Village mulls over idea of
decorative traffic signal
by CHRIS GRAYSprucing up new a traffic signal from the county may be a village-only venture.
Observer Staff Writer
At its Feb. 10 meeting, the Village Board of Trustees discussed the possibilities of decorating traffic signals that Macomb County is slated to install later this year to modify the intersection of 32 Mile Road and Van Dyke.
The Department of Roads is investing roughly $125,000 to modernize the signal at St. Clair Street and Main Street to include illuminated street signs, three-level signals, crossing signals and cameras to control the traffic signals.
To hold the equipment, mast arms like those seen at Van Dyke intersections like 25 Mile and 26 Mile roads will be installed. The design, however, has caused trustees to investigate options that go with the historic nature of the village.
Village President Mike Lee said upon investigation the county doesn't vary from its pole styles, but the village's engineering firm did present the option of purchasing and maintaining decorative bases at $2,000 to $2,500 each.
"We'll need four to probably stockpile one or two of them," Lee said. "They're not a change in functionality, it's just the look of downtown."
He said the village would be responsible for the bases, not the county. Lee said if the village were to change out the poles for its own selection, it would be liable for maintaining and replacing them.
Trustee Bob Hart said the village should exhaust its options before the county installs the new signal. He said county might provide another option since Romeo is a historic village.
"I think those things are just monstrosities that are going to be put in there," he said.
The county considered changing the lane configuration of the intersection as well, but Lee said the current lane structure will remain.
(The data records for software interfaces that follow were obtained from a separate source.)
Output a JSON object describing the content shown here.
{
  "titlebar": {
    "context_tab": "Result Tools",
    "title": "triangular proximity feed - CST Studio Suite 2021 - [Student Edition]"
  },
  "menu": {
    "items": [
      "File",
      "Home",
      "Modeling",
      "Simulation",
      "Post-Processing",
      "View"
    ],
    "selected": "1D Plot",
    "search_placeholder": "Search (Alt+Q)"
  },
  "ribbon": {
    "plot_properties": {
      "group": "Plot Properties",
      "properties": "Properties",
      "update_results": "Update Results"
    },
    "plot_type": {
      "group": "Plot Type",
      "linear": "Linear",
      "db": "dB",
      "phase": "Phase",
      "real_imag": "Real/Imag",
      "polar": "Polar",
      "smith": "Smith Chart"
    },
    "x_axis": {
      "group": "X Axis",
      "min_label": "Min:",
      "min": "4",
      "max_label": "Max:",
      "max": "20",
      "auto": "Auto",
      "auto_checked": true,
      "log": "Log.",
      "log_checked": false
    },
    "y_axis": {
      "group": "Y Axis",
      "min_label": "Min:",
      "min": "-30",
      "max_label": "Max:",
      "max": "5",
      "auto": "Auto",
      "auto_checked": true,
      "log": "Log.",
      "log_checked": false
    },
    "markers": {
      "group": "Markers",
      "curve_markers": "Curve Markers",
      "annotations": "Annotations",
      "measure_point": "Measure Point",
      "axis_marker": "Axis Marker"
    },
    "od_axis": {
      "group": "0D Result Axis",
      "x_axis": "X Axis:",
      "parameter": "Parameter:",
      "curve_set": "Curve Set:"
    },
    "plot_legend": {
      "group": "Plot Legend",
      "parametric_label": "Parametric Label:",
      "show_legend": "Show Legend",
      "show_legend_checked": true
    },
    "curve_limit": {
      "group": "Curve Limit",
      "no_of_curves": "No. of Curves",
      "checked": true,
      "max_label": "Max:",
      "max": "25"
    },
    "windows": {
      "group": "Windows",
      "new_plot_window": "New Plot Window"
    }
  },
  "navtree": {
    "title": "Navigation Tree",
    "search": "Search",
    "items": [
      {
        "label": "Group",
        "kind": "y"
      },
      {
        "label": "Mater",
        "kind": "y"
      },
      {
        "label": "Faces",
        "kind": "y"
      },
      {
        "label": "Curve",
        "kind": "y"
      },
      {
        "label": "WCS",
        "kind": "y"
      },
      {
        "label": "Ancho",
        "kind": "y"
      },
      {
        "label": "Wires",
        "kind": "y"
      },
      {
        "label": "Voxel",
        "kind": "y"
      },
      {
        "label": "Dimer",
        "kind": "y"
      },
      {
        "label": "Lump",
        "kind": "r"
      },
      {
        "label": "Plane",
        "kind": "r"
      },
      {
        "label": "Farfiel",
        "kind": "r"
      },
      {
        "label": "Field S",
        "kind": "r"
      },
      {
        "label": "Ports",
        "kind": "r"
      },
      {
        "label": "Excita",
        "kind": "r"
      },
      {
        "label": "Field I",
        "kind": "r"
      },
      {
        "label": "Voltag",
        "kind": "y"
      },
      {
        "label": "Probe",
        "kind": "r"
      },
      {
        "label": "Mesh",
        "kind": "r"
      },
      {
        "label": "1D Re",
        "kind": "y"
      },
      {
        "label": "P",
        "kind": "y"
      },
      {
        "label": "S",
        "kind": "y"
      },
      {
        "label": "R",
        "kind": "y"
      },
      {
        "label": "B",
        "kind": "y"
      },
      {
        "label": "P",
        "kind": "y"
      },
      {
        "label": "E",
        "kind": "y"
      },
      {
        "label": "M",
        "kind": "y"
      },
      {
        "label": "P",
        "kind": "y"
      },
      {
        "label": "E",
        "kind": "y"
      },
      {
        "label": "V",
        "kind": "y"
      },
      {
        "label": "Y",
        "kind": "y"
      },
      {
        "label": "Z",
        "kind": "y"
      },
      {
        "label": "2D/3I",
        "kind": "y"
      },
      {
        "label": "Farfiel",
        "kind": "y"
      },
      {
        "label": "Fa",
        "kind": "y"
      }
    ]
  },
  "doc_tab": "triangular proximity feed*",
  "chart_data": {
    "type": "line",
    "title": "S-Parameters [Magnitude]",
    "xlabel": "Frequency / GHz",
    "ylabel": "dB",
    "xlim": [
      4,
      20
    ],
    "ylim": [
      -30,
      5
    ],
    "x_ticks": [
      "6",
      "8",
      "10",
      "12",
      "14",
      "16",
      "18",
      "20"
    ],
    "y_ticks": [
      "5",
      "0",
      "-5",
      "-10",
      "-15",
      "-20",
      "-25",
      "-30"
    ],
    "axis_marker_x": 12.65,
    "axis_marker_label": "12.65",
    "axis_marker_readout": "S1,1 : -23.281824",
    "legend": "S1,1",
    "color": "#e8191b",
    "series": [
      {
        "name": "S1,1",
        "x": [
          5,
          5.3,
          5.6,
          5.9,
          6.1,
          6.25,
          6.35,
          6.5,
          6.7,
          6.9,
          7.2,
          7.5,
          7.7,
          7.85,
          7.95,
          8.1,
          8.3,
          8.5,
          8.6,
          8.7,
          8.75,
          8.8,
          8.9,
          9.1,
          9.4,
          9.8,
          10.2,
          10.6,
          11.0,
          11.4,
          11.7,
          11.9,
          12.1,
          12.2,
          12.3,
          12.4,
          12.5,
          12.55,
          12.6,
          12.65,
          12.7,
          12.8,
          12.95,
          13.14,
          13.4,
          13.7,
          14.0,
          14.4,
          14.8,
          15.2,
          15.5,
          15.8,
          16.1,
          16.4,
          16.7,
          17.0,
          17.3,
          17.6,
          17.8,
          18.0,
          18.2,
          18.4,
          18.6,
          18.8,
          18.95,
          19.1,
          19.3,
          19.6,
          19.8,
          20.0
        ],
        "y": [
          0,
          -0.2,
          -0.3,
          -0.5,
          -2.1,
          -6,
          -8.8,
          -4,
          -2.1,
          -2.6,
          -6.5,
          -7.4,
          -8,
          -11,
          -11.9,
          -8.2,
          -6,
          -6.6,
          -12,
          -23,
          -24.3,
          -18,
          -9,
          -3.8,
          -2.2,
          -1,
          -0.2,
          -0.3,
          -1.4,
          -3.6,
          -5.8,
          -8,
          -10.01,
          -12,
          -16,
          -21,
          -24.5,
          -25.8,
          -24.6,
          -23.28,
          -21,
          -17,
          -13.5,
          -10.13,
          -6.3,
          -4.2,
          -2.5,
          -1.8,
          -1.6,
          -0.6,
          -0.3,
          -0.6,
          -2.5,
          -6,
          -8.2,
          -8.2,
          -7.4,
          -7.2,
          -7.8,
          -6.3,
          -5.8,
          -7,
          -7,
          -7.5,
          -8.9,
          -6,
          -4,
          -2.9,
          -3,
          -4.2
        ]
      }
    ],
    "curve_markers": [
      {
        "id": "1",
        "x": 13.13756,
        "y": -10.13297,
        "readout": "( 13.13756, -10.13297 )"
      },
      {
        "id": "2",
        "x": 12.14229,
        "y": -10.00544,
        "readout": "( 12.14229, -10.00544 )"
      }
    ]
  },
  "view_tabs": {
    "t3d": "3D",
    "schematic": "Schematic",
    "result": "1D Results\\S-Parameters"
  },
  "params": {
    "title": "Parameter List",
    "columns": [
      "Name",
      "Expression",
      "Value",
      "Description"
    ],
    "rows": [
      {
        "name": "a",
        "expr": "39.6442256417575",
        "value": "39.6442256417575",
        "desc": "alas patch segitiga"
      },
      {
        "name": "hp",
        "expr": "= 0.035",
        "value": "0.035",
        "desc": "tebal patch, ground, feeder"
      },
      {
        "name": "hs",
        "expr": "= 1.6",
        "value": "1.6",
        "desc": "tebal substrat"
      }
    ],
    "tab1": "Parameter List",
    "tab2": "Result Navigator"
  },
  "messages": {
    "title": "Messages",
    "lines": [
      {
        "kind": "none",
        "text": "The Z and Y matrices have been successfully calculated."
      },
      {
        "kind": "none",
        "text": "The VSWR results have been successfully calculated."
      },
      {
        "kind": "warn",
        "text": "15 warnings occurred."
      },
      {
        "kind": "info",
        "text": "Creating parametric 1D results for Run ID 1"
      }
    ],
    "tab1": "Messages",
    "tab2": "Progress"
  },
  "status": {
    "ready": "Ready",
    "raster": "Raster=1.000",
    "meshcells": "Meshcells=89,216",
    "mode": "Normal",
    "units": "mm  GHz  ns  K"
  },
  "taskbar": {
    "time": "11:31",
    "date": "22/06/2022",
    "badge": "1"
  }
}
However, he said he still has concerns about the stop bar on E. St Clair Street being closer to the signal, especially after a vehicle recently knocked over the pedestrian crossing signal.
"That is causing eastbound traffic, such as 18-wheelers or any other rigs, having to cut closer," he said.
He said the county has yet to turn over its traffic study on the intersection, which may change the stop bar location.
Lee said when information is received from the county, a committee of village representatives will reconvene and discuss the signal further.